McLaren is considering various funding options to help the sportscar maker and Formula 1 team owner negotiate the current financial climate, a spokesman said on Thursday.
Sky News reported that British-based McLaren was seeking to raise up to 275 million pounds by borrowing against its Woking headquarters and extensive collection of historic racing cars.
It quoted sources as saying McLaren, advised by JP Morgan, could raise the money in the form of new bonds with funding secured from existing or new bondholders.
A request for a 150 million-pound loan from the government was recently rejected, according to media reports.
“Like many other British businesses McLaren has been severely affected by the current pandemic and we are therefore exploring a variety of different funding options to help navigate these short-term business interruptions,” the spokesman said, without giving details.
McLaren were the first F1 team to furlough staff in April because of the new coronavirus, with drivers Lando Norris and Carlos Sainz joining senior management in taking a pay cut.
The company said then that the temporary three-month wage reduction was part of wider cost-cutting measures due to the impact of the pandemic on its business.
The F1 season has yet to start, a blow for teams who rely on sponsorship and a share of the sport’s revenues for much of their budgets.

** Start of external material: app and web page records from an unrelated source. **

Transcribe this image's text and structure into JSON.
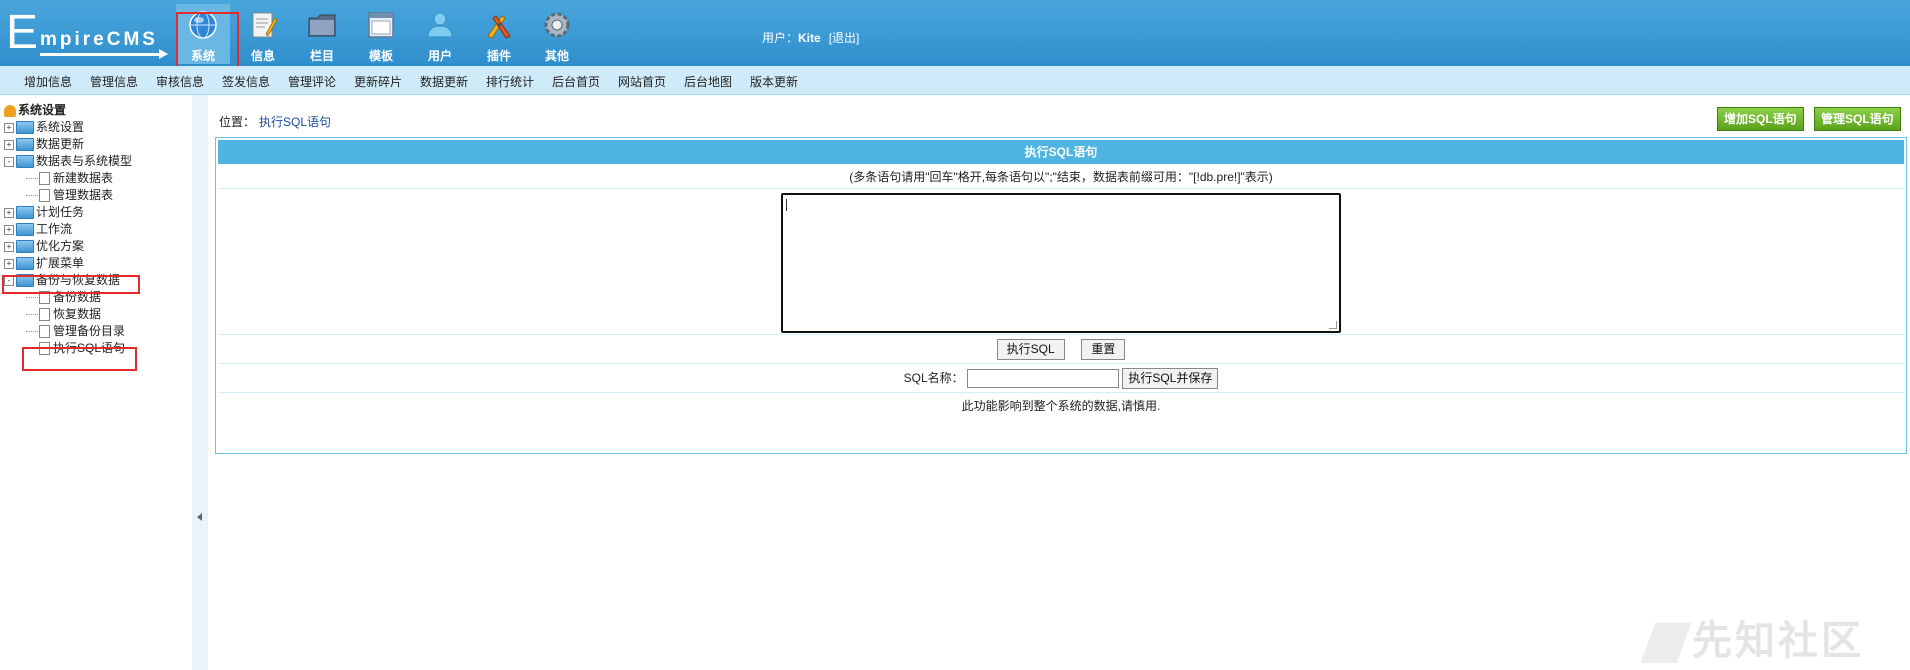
{
  "header": {
    "logo_big": "E",
    "logo_rest": "mpireCMS",
    "nav": [
      {
        "label": "系统",
        "icon": "globe-icon",
        "active": true
      },
      {
        "label": "信息",
        "icon": "edit-document-icon"
      },
      {
        "label": "栏目",
        "icon": "folder-icon"
      },
      {
        "label": "模板",
        "icon": "window-template-icon"
      },
      {
        "label": "用户",
        "icon": "user-icon"
      },
      {
        "label": "插件",
        "icon": "tools-icon"
      },
      {
        "label": "其他",
        "icon": "gear-icon"
      }
    ],
    "user_label": "用户：",
    "user_name": "Kite",
    "logout": "[退出]"
  },
  "submenu": [
    "增加信息",
    "管理信息",
    "审核信息",
    "签发信息",
    "管理评论",
    "更新碎片",
    "数据更新",
    "排行统计",
    "后台首页",
    "网站首页",
    "后台地图",
    "版本更新"
  ],
  "sidebar": {
    "root": "系统设置",
    "items": [
      {
        "label": "系统设置",
        "type": "folder",
        "toggle": "+"
      },
      {
        "label": "数据更新",
        "type": "folder",
        "toggle": "+"
      },
      {
        "label": "数据表与系统模型",
        "type": "folder",
        "toggle": "-"
      },
      {
        "label": "新建数据表",
        "type": "page"
      },
      {
        "label": "管理数据表",
        "type": "page"
      },
      {
        "label": "计划任务",
        "type": "folder",
        "toggle": "+"
      },
      {
        "label": "工作流",
        "type": "folder",
        "toggle": "+"
      },
      {
        "label": "优化方案",
        "type": "folder",
        "toggle": "+"
      },
      {
        "label": "扩展菜单",
        "type": "folder",
        "toggle": "+"
      },
      {
        "label": "备份与恢复数据",
        "type": "folder",
        "toggle": "-"
      },
      {
        "label": "备份数据",
        "type": "page"
      },
      {
        "label": "恢复数据",
        "type": "page"
      },
      {
        "label": "管理备份目录",
        "type": "page"
      },
      {
        "label": "执行SQL语句",
        "type": "page"
      }
    ]
  },
  "main": {
    "breadcrumb_label": "位置：",
    "breadcrumb_current": "执行SQL语句",
    "buttons": {
      "add_sql": "增加SQL语句",
      "manage_sql": "管理SQL语句"
    },
    "panel_title": "执行SQL语句",
    "hint": "(多条语句请用\"回车\"格开,每条语句以\";\"结束，数据表前缀可用：\"[!db.pre!]\"表示)",
    "sql_value": "",
    "exec_button": "执行SQL",
    "reset_button": "重置",
    "sql_name_label": "SQL名称：",
    "sql_name_value": "",
    "exec_save_button": "执行SQL并保存",
    "warning": "此功能影响到整个系统的数据,请慎用."
  },
  "watermark": "先知社区"
}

The team announced on Thursday that Australian driver Daniel Ricciardo would be joining in 2021, with Sainz heading to Ferrari.
The McLaren Group, including the luxury carmaker and applied technology arm, employs some 3,700 people with around 850 working for the F1 team.

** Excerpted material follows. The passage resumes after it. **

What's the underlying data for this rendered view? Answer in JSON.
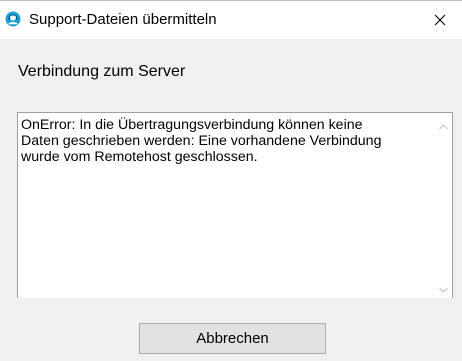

McLaren has a collection of cars driven by the likes of the late founder Bruce McLaren and Brazilian triple champion Ayrton Senna.
The F1 team are the second most successful in the sport’s history, after Ferrari in terms of race wins and championships, and gave Mercedes’ six-times world champion Lewis Hamilton his debut in 2007.
The company is majority owned by Bahrain’s sovereign wealth fund Mumtalakat.